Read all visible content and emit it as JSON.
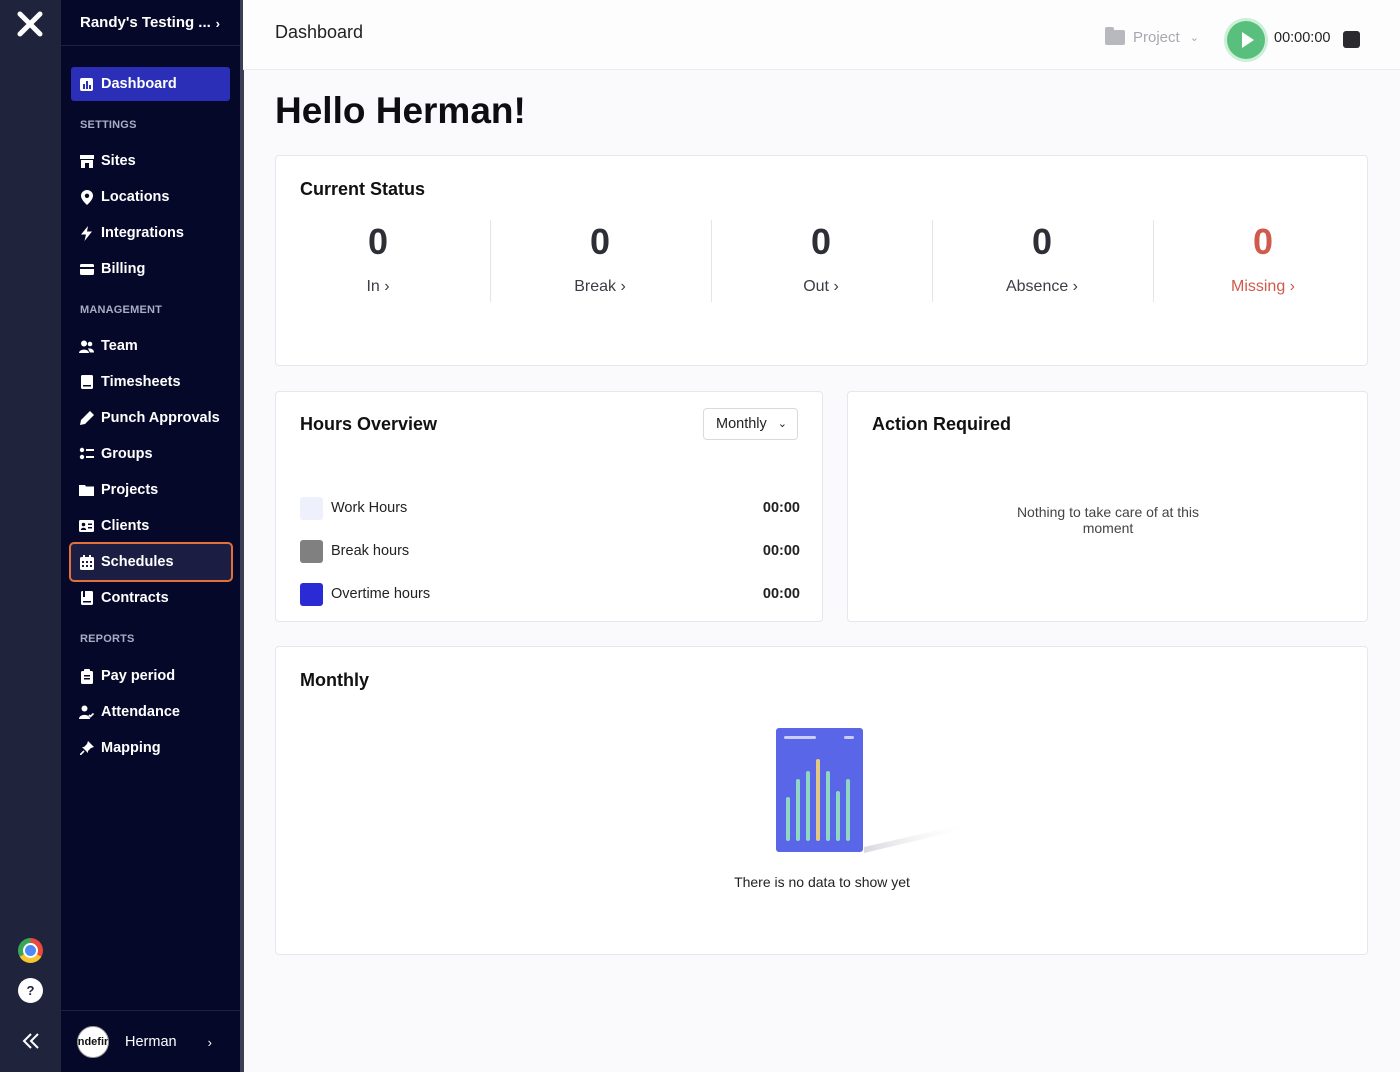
{
  "workspace": {
    "name": "Randy's Testing ..."
  },
  "nav": {
    "dashboard": "Dashboard",
    "settings_label": "SETTINGS",
    "sites": "Sites",
    "locations": "Locations",
    "integrations": "Integrations",
    "billing": "Billing",
    "management_label": "MANAGEMENT",
    "team": "Team",
    "timesheets": "Timesheets",
    "punch_approvals": "Punch Approvals",
    "groups": "Groups",
    "projects": "Projects",
    "clients": "Clients",
    "schedules": "Schedules",
    "contracts": "Contracts",
    "reports_label": "REPORTS",
    "pay_period": "Pay period",
    "attendance": "Attendance",
    "mapping": "Mapping"
  },
  "user": {
    "name": "Herman",
    "avatar_text": "ndefir"
  },
  "header": {
    "title": "Dashboard",
    "project_placeholder": "Project",
    "timer": "00:00:00"
  },
  "greeting": "Hello Herman!",
  "current_status": {
    "title": "Current Status",
    "items": [
      {
        "value": "0",
        "label": "In"
      },
      {
        "value": "0",
        "label": "Break"
      },
      {
        "value": "0",
        "label": "Out"
      },
      {
        "value": "0",
        "label": "Absence"
      },
      {
        "value": "0",
        "label": "Missing"
      }
    ]
  },
  "hours_overview": {
    "title": "Hours Overview",
    "period": "Monthly",
    "rows": [
      {
        "label": "Work Hours",
        "value": "00:00",
        "color": "#eef0fb"
      },
      {
        "label": "Break hours",
        "value": "00:00",
        "color": "#808080"
      },
      {
        "label": "Overtime hours",
        "value": "00:00",
        "color": "#2b2bd6"
      }
    ]
  },
  "action_required": {
    "title": "Action Required",
    "empty_line1": "Nothing to take care of at this",
    "empty_line2": "moment"
  },
  "monthly": {
    "title": "Monthly",
    "empty_text": "There is no data to show yet"
  },
  "colors": {
    "accent": "#2b2fb8",
    "sidebar": "#06082a",
    "rail": "#20233c",
    "missing": "#d05a4c",
    "play": "#58c07c",
    "highlight": "#e2703a"
  }
}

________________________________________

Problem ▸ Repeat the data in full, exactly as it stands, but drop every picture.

Answer to this exercise ▸
Read all visible content and emit it as JSON.
{
  "workspace": {
    "name": "Randy's Testing ..."
  },
  "nav": {
    "dashboard": "Dashboard",
    "settings_label": "SETTINGS",
    "sites": "Sites",
    "locations": "Locations",
    "integrations": "Integrations",
    "billing": "Billing",
    "management_label": "MANAGEMENT",
    "team": "Team",
    "timesheets": "Timesheets",
    "punch_approvals": "Punch Approvals",
    "groups": "Groups",
    "projects": "Projects",
    "clients": "Clients",
    "schedules": "Schedules",
    "contracts": "Contracts",
    "reports_label": "REPORTS",
    "pay_period": "Pay period",
    "attendance": "Attendance",
    "mapping": "Mapping"
  },
  "user": {
    "name": "Herman",
    "avatar_text": "ndefir"
  },
  "header": {
    "title": "Dashboard",
    "project_placeholder": "Project",
    "timer": "00:00:00"
  },
  "greeting": "Hello Herman!",
  "current_status": {
    "title": "Current Status",
    "items": [
      {
        "value": "0",
        "label": "In"
      },
      {
        "value": "0",
        "label": "Break"
      },
      {
        "value": "0",
        "label": "Out"
      },
      {
        "value": "0",
        "label": "Absence"
      },
      {
        "value": "0",
        "label": "Missing"
      }
    ]
  },
  "hours_overview": {
    "title": "Hours Overview",
    "period": "Monthly",
    "rows": [
      {
        "label": "Work Hours",
        "value": "00:00",
        "color": "#eef0fb"
      },
      {
        "label": "Break hours",
        "value": "00:00",
        "color": "#808080"
      },
      {
        "label": "Overtime hours",
        "value": "00:00",
        "color": "#2b2bd6"
      }
    ]
  },
  "action_required": {
    "title": "Action Required",
    "empty_line1": "Nothing to take care of at this",
    "empty_line2": "moment"
  },
  "monthly": {
    "title": "Monthly",
    "empty_text": "There is no data to show yet"
  },
  "colors": {
    "accent": "#2b2fb8",
    "sidebar": "#06082a",
    "rail": "#20233c",
    "missing": "#d05a4c",
    "play": "#58c07c",
    "highlight": "#e2703a"
  }
}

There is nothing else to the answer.